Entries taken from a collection
# # #
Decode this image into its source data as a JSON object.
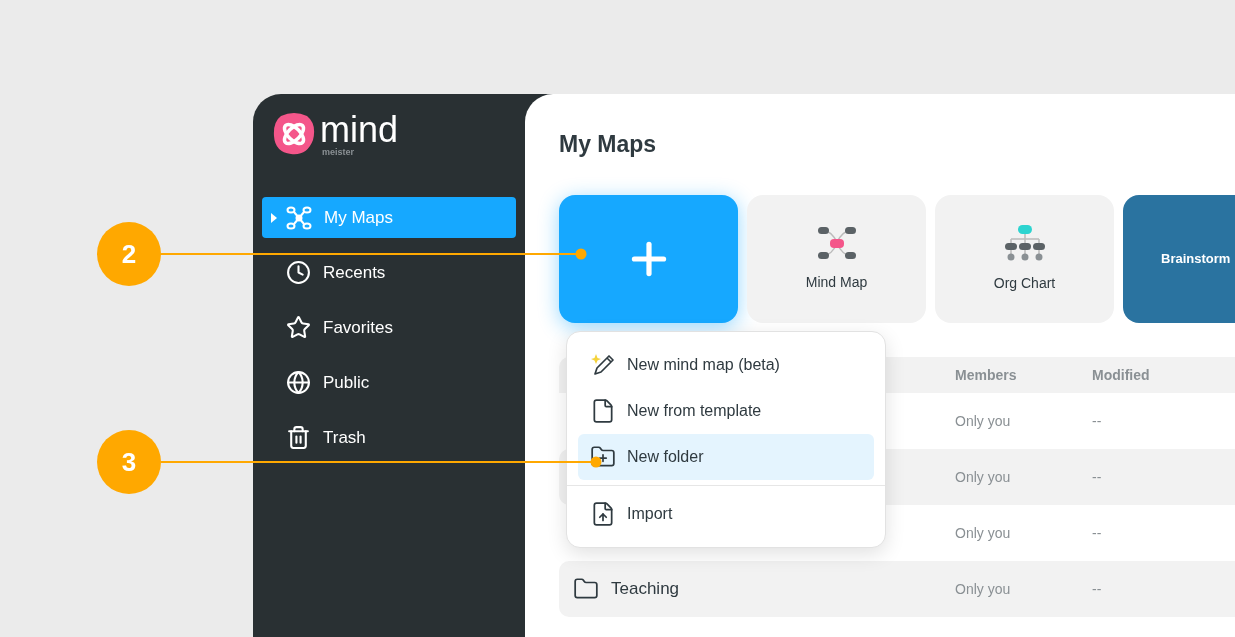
{
  "logo": {
    "word": "mind",
    "sub": "meister"
  },
  "sidebar": {
    "items": [
      {
        "label": "My Maps",
        "kind": "map",
        "selected": true
      },
      {
        "label": "Recents",
        "kind": "clock",
        "selected": false
      },
      {
        "label": "Favorites",
        "kind": "star",
        "selected": false
      },
      {
        "label": "Public",
        "kind": "globe",
        "selected": false
      },
      {
        "label": "Trash",
        "kind": "trash",
        "selected": false
      }
    ]
  },
  "page_title": "My Maps",
  "cards": [
    {
      "kind": "new"
    },
    {
      "kind": "mindmap",
      "label": "Mind Map"
    },
    {
      "kind": "orgchart",
      "label": "Org Chart"
    },
    {
      "kind": "brainstorm",
      "label": "Brainstorm"
    }
  ],
  "table": {
    "columns": [
      "Members",
      "Modified"
    ],
    "rows": [
      {
        "members": "Only you",
        "modified": "--"
      },
      {
        "members": "Only you",
        "modified": "--"
      },
      {
        "members": "Only you",
        "modified": "--"
      },
      {
        "name": "Teaching",
        "members": "Only you",
        "modified": "--"
      }
    ]
  },
  "menu": {
    "items": [
      {
        "kind": "ai",
        "label": "New mind map (beta)",
        "selected": false
      },
      {
        "kind": "template",
        "label": "New from template",
        "selected": false
      },
      {
        "kind": "folder",
        "label": "New folder",
        "selected": true
      },
      {
        "kind": "divider"
      },
      {
        "kind": "import",
        "label": "Import",
        "selected": false
      }
    ]
  },
  "callouts": [
    {
      "label": "2"
    },
    {
      "label": "3"
    }
  ]
}
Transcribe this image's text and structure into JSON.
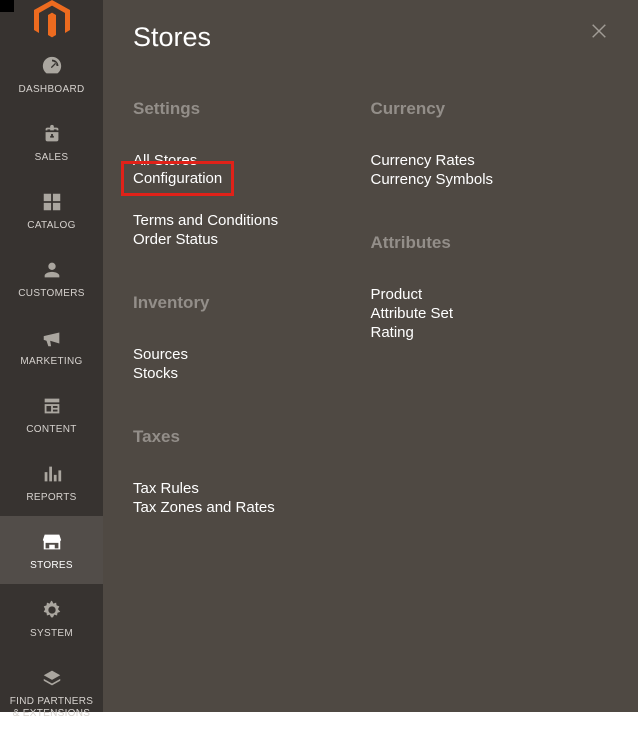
{
  "sidebar": {
    "items": [
      {
        "label": "DASHBOARD"
      },
      {
        "label": "SALES"
      },
      {
        "label": "CATALOG"
      },
      {
        "label": "CUSTOMERS"
      },
      {
        "label": "MARKETING"
      },
      {
        "label": "CONTENT"
      },
      {
        "label": "REPORTS"
      },
      {
        "label": "STORES"
      },
      {
        "label": "SYSTEM"
      },
      {
        "label": "FIND PARTNERS\n& EXTENSIONS"
      }
    ]
  },
  "flyout": {
    "title": "Stores",
    "sections": {
      "settings": {
        "title": "Settings",
        "links": [
          "All Stores",
          "Configuration",
          "Terms and Conditions",
          "Order Status"
        ]
      },
      "inventory": {
        "title": "Inventory",
        "links": [
          "Sources",
          "Stocks"
        ]
      },
      "taxes": {
        "title": "Taxes",
        "links": [
          "Tax Rules",
          "Tax Zones and Rates"
        ]
      },
      "currency": {
        "title": "Currency",
        "links": [
          "Currency Rates",
          "Currency Symbols"
        ]
      },
      "attributes": {
        "title": "Attributes",
        "links": [
          "Product",
          "Attribute Set",
          "Rating"
        ]
      }
    }
  }
}
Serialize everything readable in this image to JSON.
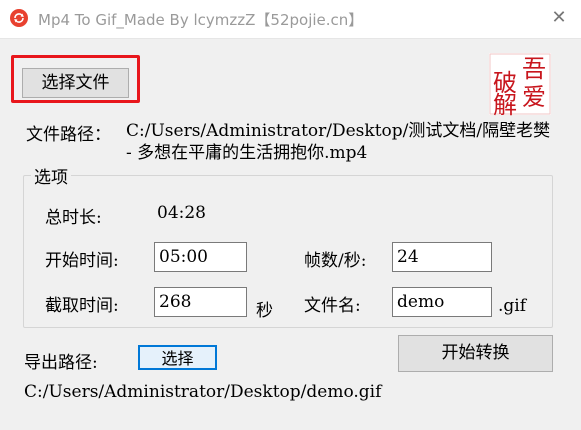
{
  "window": {
    "title": "Mp4 To Gif_Made By lcymzzZ【52pojie.cn】",
    "close_glyph": "✕"
  },
  "toolbar": {
    "select_file_label": "选择文件"
  },
  "seal": {
    "chars": [
      "吾",
      "破",
      "爱",
      "解"
    ],
    "color": "#c8161d"
  },
  "file": {
    "path_label": "文件路径：",
    "path_value": "C:/Users/Administrator/Desktop/测试文档/隔壁老樊 - 多想在平庸的生活拥抱你.mp4"
  },
  "options": {
    "group_label": "选项",
    "duration_label": "总时长:",
    "duration_value": "04:28",
    "start_label": "开始时间:",
    "start_value": "05:00",
    "fps_label": "帧数/秒:",
    "fps_value": "24",
    "clip_label": "截取时间:",
    "clip_value": "268",
    "clip_unit": "秒",
    "filename_label": "文件名:",
    "filename_value": "demo",
    "filename_ext": ".gif"
  },
  "export": {
    "label": "导出路径:",
    "select_label": "选择",
    "start_label": "开始转换",
    "path_value": "C:/Users/Administrator/Desktop/demo.gif"
  },
  "colors": {
    "highlight": "#e8161c",
    "focus": "#0078d7"
  }
}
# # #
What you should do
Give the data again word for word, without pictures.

Final answer
Decode this image into its source data as a JSON object.
{
  "logo": {
    "word": "mind",
    "sub": "meister"
  },
  "sidebar": {
    "items": [
      {
        "label": "My Maps",
        "kind": "map",
        "selected": true
      },
      {
        "label": "Recents",
        "kind": "clock",
        "selected": false
      },
      {
        "label": "Favorites",
        "kind": "star",
        "selected": false
      },
      {
        "label": "Public",
        "kind": "globe",
        "selected": false
      },
      {
        "label": "Trash",
        "kind": "trash",
        "selected": false
      }
    ]
  },
  "page_title": "My Maps",
  "cards": [
    {
      "kind": "new"
    },
    {
      "kind": "mindmap",
      "label": "Mind Map"
    },
    {
      "kind": "orgchart",
      "label": "Org Chart"
    },
    {
      "kind": "brainstorm",
      "label": "Brainstorm"
    }
  ],
  "table": {
    "columns": [
      "Members",
      "Modified"
    ],
    "rows": [
      {
        "members": "Only you",
        "modified": "--"
      },
      {
        "members": "Only you",
        "modified": "--"
      },
      {
        "members": "Only you",
        "modified": "--"
      },
      {
        "name": "Teaching",
        "members": "Only you",
        "modified": "--"
      }
    ]
  },
  "menu": {
    "items": [
      {
        "kind": "ai",
        "label": "New mind map (beta)",
        "selected": false
      },
      {
        "kind": "template",
        "label": "New from template",
        "selected": false
      },
      {
        "kind": "folder",
        "label": "New folder",
        "selected": true
      },
      {
        "kind": "divider"
      },
      {
        "kind": "import",
        "label": "Import",
        "selected": false
      }
    ]
  },
  "callouts": [
    {
      "label": "2"
    },
    {
      "label": "3"
    }
  ]
}
Transcribe this image's text and structure into JSON.
{
  "sidebar": {
    "items": [
      {
        "label": "DASHBOARD"
      },
      {
        "label": "SALES"
      },
      {
        "label": "CATALOG"
      },
      {
        "label": "CUSTOMERS"
      },
      {
        "label": "MARKETING"
      },
      {
        "label": "CONTENT"
      },
      {
        "label": "REPORTS"
      },
      {
        "label": "STORES"
      },
      {
        "label": "SYSTEM"
      },
      {
        "label": "FIND PARTNERS\n& EXTENSIONS"
      }
    ]
  },
  "flyout": {
    "title": "Stores",
    "sections": {
      "settings": {
        "title": "Settings",
        "links": [
          "All Stores",
          "Configuration",
          "Terms and Conditions",
          "Order Status"
        ]
      },
      "inventory": {
        "title": "Inventory",
        "links": [
          "Sources",
          "Stocks"
        ]
      },
      "taxes": {
        "title": "Taxes",
        "links": [
          "Tax Rules",
          "Tax Zones and Rates"
        ]
      },
      "currency": {
        "title": "Currency",
        "links": [
          "Currency Rates",
          "Currency Symbols"
        ]
      },
      "attributes": {
        "title": "Attributes",
        "links": [
          "Product",
          "Attribute Set",
          "Rating"
        ]
      }
    }
  }
}
Serialize everything readable in this image to JSON.
{
  "window": {
    "title": "Mp4 To Gif_Made By lcymzzZ【52pojie.cn】",
    "close_glyph": "✕"
  },
  "toolbar": {
    "select_file_label": "选择文件"
  },
  "seal": {
    "chars": [
      "吾",
      "破",
      "爱",
      "解"
    ],
    "color": "#c8161d"
  },
  "file": {
    "path_label": "文件路径：",
    "path_value": "C:/Users/Administrator/Desktop/测试文档/隔壁老樊 - 多想在平庸的生活拥抱你.mp4"
  },
  "options": {
    "group_label": "选项",
    "duration_label": "总时长:",
    "duration_value": "04:28",
    "start_label": "开始时间:",
    "start_value": "05:00",
    "fps_label": "帧数/秒:",
    "fps_value": "24",
    "clip_label": "截取时间:",
    "clip_value": "268",
    "clip_unit": "秒",
    "filename_label": "文件名:",
    "filename_value": "demo",
    "filename_ext": ".gif"
  },
  "export": {
    "label": "导出路径:",
    "select_label": "选择",
    "start_label": "开始转换",
    "path_value": "C:/Users/Administrator/Desktop/demo.gif"
  },
  "colors": {
    "highlight": "#e8161c",
    "focus": "#0078d7"
  }
}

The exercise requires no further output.